- Increased tariff and logistics costs (short-term)
- Exchange rate risk – sterling has been volatile since the referendum
- Highway congestion around Dover, Calais, Dunkirk, Dublin and Holyhead (short-term)
- Overall delay and increased lead times (short-term)
- Trade agreements take time and can cause political issues
- Political protests
The Impact of a Hard Brexit
A hard Brexit would mean that the UK leaves the EU and ceases to be a member of the single market and any form of customs union with the EU. A hard Brexit will mean that the UK leaves the EU with no form of free trade agreement. The most disruptive of scenarios; what are the likely consequences of a hard Brexit for supply chain operations?
- Sanctions and import/export controls – the UK may operate differently following a hard Brexit, goods could be sanctioned or banned in some countries
- Increased paperwork – such as declarations and certificates of origins
- Border delays – long-term, causing the most risk to temperature-controlled and perishable goods
- Freight inspection points/screening – similar to checks already in place on imports from non-EU destinations
- Regulatory compliance – EU and UK law may diverge meaning that UK exporters/manufacturers will have to comply with different laws in order to export to the EU
- Continued exchange rate volatility and pressure on pricing and costs
- Insolvency risk – volatility and disruption could see suppliers/partners go out of business
- VAT – no indication yet as to how this will work, but confirmation that this EU tax will remain
Whilst there is significant exposure for supply chain operations, there are steps that you can take to prepare for Brexit and mitigate risk.
Key Areas to Consider
Businesses need to plan for both soft and hard Brexits and understand which scenarios present the most risk to their supply chain.
- Map your supply chain to identify high-risk contracts
- Segregate customers into categories; those that trade between the EU and UK, those that trade between the UK and non-EU countries and those that trade domestically
- Identify customers who do high-level trade and will be most affected
- Identify your customers and suppliers – those that could have the highest level of financial impact on you
- Review the standard operating plan (SOP) for all high-risk clients and plan contingencies
- Identify the custom classifications for goods, check what the World Trade Organisation (WTO) tariff would be for UK import/exports, and potential EU import/export tariffs
- Consider specific provisions for border costs and delays
- Review any long-term contracts that could be counter-productive
- Build in contingency time for deliveries
- Credit check all partners and suppliers – smaller organisations are most at risk

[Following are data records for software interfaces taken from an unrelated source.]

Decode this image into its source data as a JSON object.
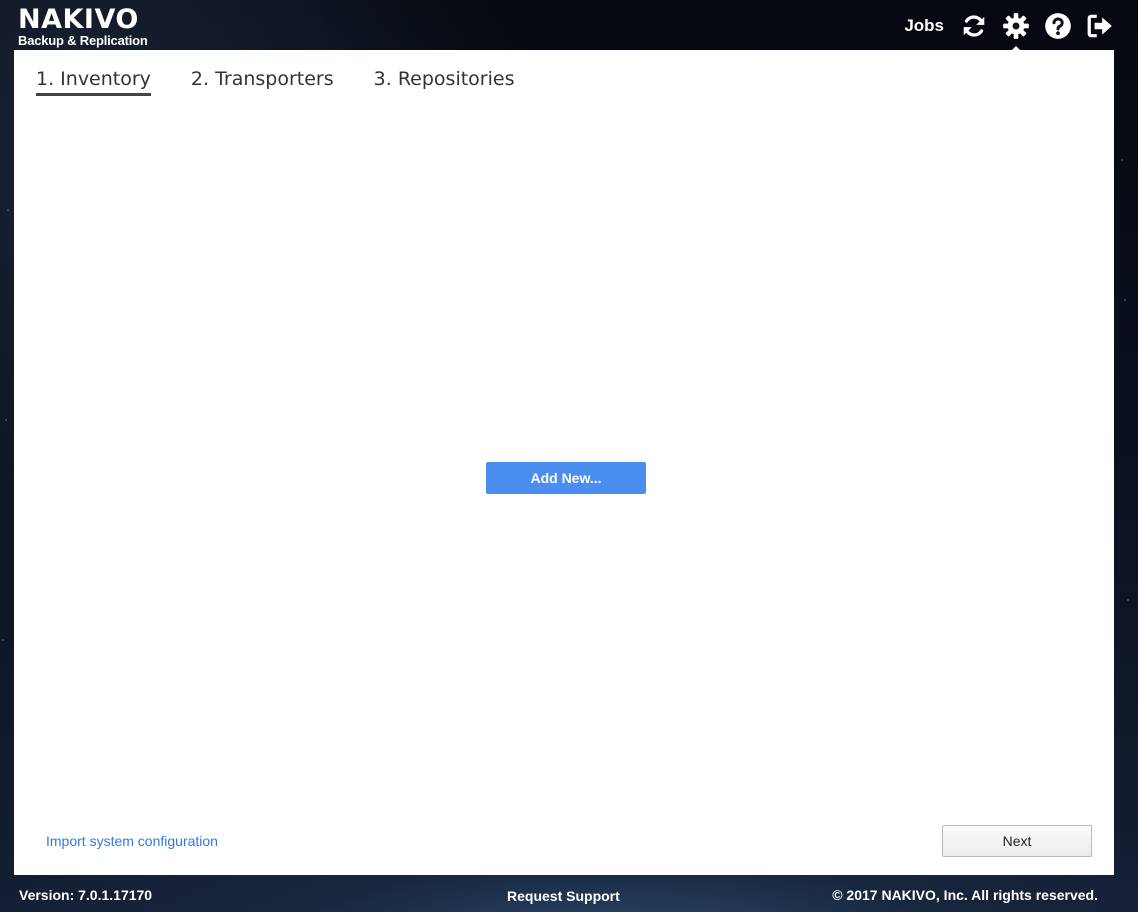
{
  "header": {
    "brand": "NAKIVO",
    "subtitle": "Backup & Replication",
    "jobs_label": "Jobs",
    "icons": [
      "refresh-icon",
      "gear-icon",
      "help-icon",
      "logout-icon"
    ]
  },
  "tabs": [
    {
      "label": "1. Inventory",
      "active": true
    },
    {
      "label": "2. Transporters",
      "active": false
    },
    {
      "label": "3. Repositories",
      "active": false
    }
  ],
  "main": {
    "add_new_label": "Add New..."
  },
  "bottom": {
    "import_label": "Import system configuration",
    "next_label": "Next"
  },
  "footer": {
    "version": "Version: 7.0.1.17170",
    "support": "Request Support",
    "copyright": "© 2017 NAKIVO, Inc. All rights reserved."
  },
  "colors": {
    "accent": "#4a8ff0",
    "link": "#2f7bd9",
    "panel": "#ffffff"
  }
}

- Consider hedging for currency fluctuation
- Keep abreast of all new regulatory and border developments
- Consult a logistics and supply chain specialist
Key Opportunities to Explore
Alongside the risks of Brexit, a number of opportunities exist. Your operation and processes may already be overdue a review. Supply chain continues to be one of the most pressured departments within most organisations. There is relentless demand to meet strict deadlines, improve the customer experience and streamline costs.
For example, a weak pound should make UK suppliers more cost effective. Can your business capitalise on this and derive benefits? A soft Brexit will allow the UK to enter into trade agreements with individual countries, opening up potential new markets. Are there new opportunities for cross-border trade or cheaper supplies? You may wish to consider outsourcing your supply chain, leaving your fulfilment and distribution to experts who will be able to confidently navigate the post-Brexit climate on your behalf.
EC Group provides tailored, comprehensive logistics and fulfilment solutions and operational peace of mind. We offer national and cross-border delivery solutions designed around your business, industry and needs.
To speak with one of our experienced account managers about your supply chain management, or for advice on the impact of Brexit to your supply chain operation, please get in touch.